Preliminary results from over 100 interviews conducted in rural and urban areas of Cambodia show that support for the tribunal, known as the Extraordinary Chambers in the Courts of Cambodia, has slightly diminished since similar surveys conducted the first two years of its operations.
However, the research also suggests that one of the main reasons for this diminished support is a lack of knowledge about the current status of the trial of the two most senior surviving Khmer Rouge leaders, Khieu Samphan and Nuon Chea. … Continue Reading
NEW YORK—The Open Society Justice Initiative is urging the Extraordinary Chambers in the Courts of Cambodia (ECCC) to ensure the proper protection of the rights of suspects who are the focus of two court investigations that have not yet come to trial.
The investigations into the cases, known as 003 and 004, are being led by Mark Harmon, the tribunal’s international co-investigating judge. The Cambodian co-investigating judge that Harmon is supposed to work with has refused to cooperate with the effort, while the Cambodian government has said it does not want the cases to proceed.
The two cases were first transferred to the co-investigating judges in September 2009, after an initial investigation by the tribunal’s co-prosecutors. Media reports have said the investigations … Continue Reading
NEW YORK—The Open Society Justice Initiative is urging the Extraordinary Chambers in the Courts of Cambodia (ECCC) to take the necessary steps now to ensure that the trial process of two of the most senior surviving former leaders of the Khmer Rouge covers the full scope of charges against them.
The two defendants, Nuon Chea and Khieu Samphan, have so far only faced charges in a trial focused on the evacuation of Phnom Penh in April, 1975, and events at an execution site outside the city; given the mass of the alleged crimes and the advanced age of the defendants, the court opted to defer other charges to one or more subsequent trials.

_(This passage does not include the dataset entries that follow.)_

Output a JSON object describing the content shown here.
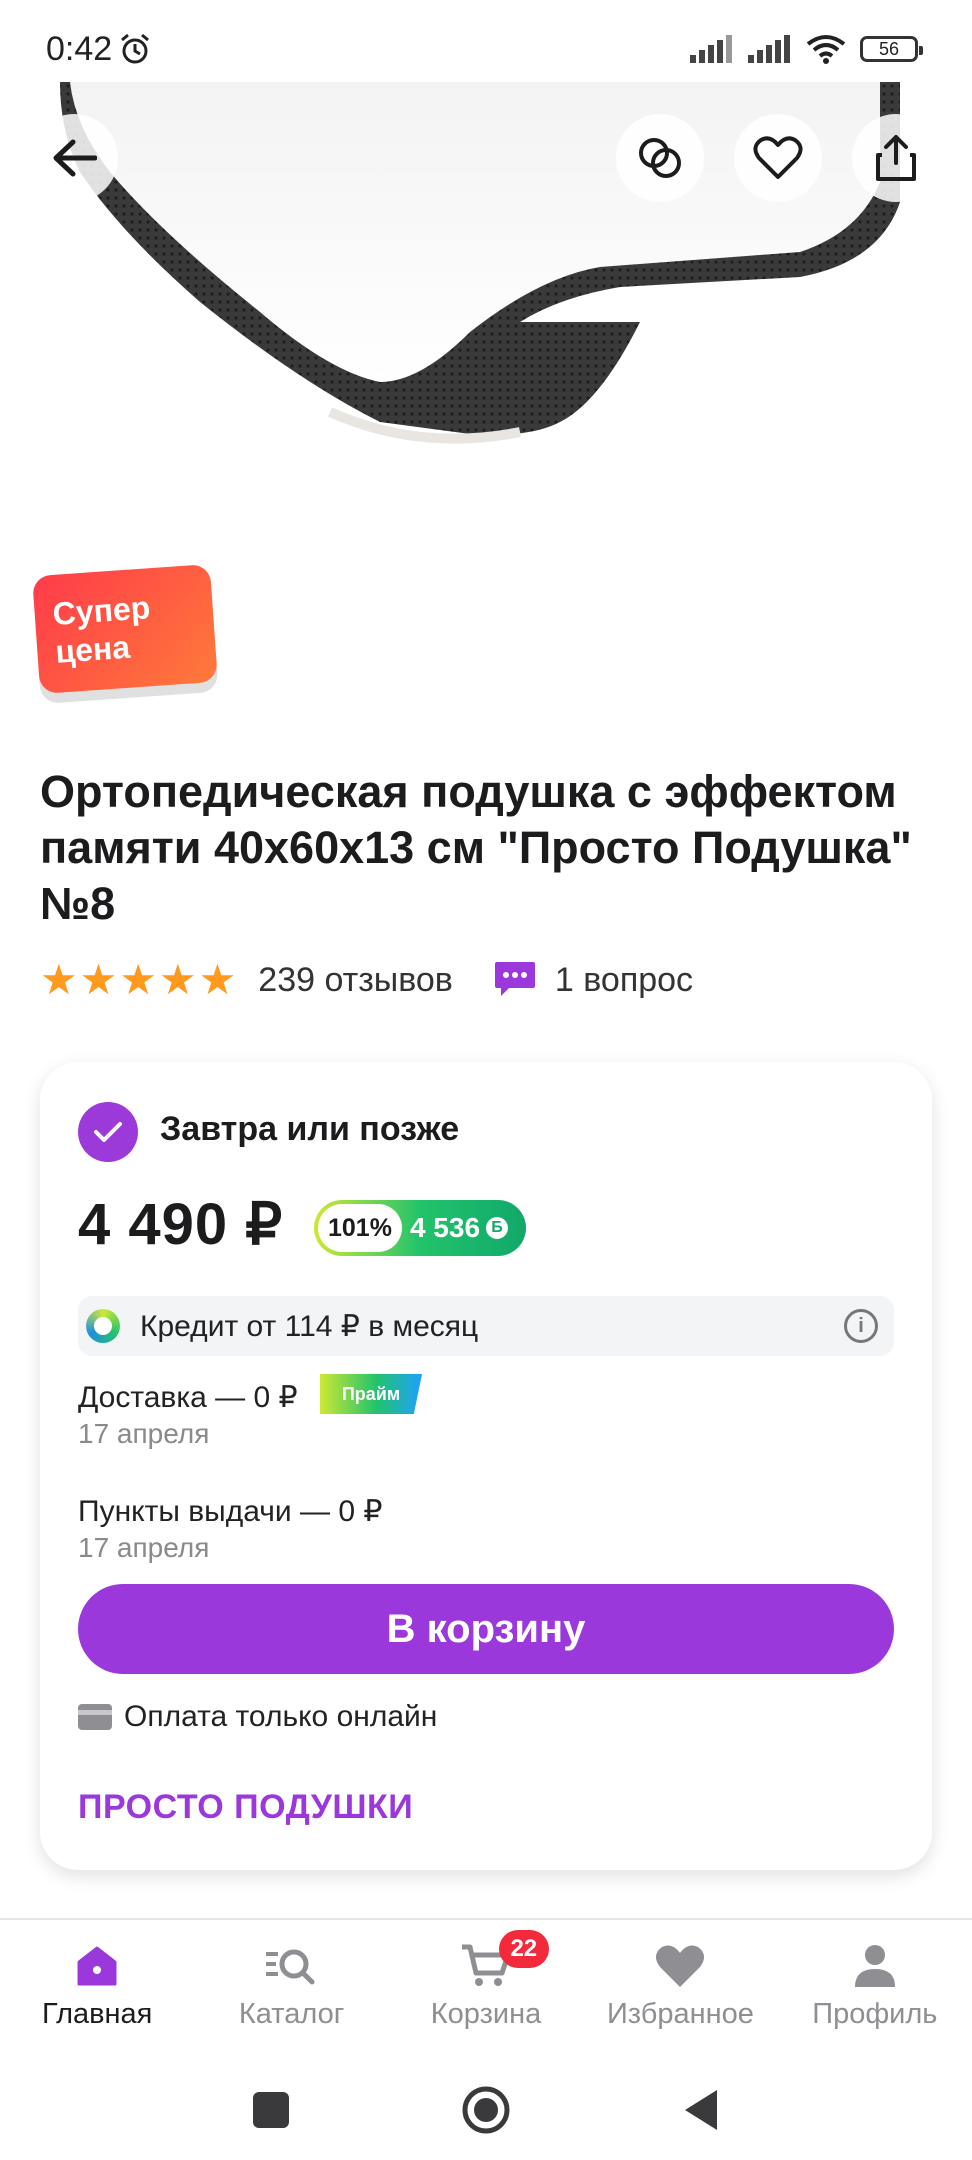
{
  "status_bar": {
    "time": "0:42",
    "battery": "56"
  },
  "badge": {
    "line1": "Супер",
    "line2": "цена"
  },
  "product": {
    "title": "Ортопедическая подушка с эффектом памяти 40x60x13 см \"Просто Подушка\" №8",
    "rating_stars": 5,
    "reviews": "239 отзывов",
    "questions": "1 вопрос"
  },
  "offer": {
    "delivery_title": "Завтра или позже",
    "price": "4 490 ₽",
    "bonus_percent": "101%",
    "bonus_value": "4 536",
    "credit": "Кредит от 114 ₽ в месяц",
    "shipping": [
      {
        "label": "Доставка — 0 ₽",
        "date": "17 апреля",
        "badge": "Прайм"
      },
      {
        "label": "Пункты выдачи — 0 ₽",
        "date": "17 апреля"
      }
    ],
    "cart_button": "В корзину",
    "payment_note": "Оплата только онлайн",
    "seller": "ПРОСТО ПОДУШКИ"
  },
  "bottom_nav": {
    "items": [
      {
        "label": "Главная",
        "icon": "home-icon",
        "active": true
      },
      {
        "label": "Каталог",
        "icon": "catalog-search-icon"
      },
      {
        "label": "Корзина",
        "icon": "cart-icon",
        "badge": "22"
      },
      {
        "label": "Избранное",
        "icon": "heart-icon"
      },
      {
        "label": "Профиль",
        "icon": "profile-icon"
      }
    ]
  },
  "colors": {
    "accent": "#9b38dc",
    "star": "#ff9a1f",
    "badge_red": "#f22a3c"
  }
}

Khieu Samphan served as Khmer Rouge foreign minister and … Continue Reading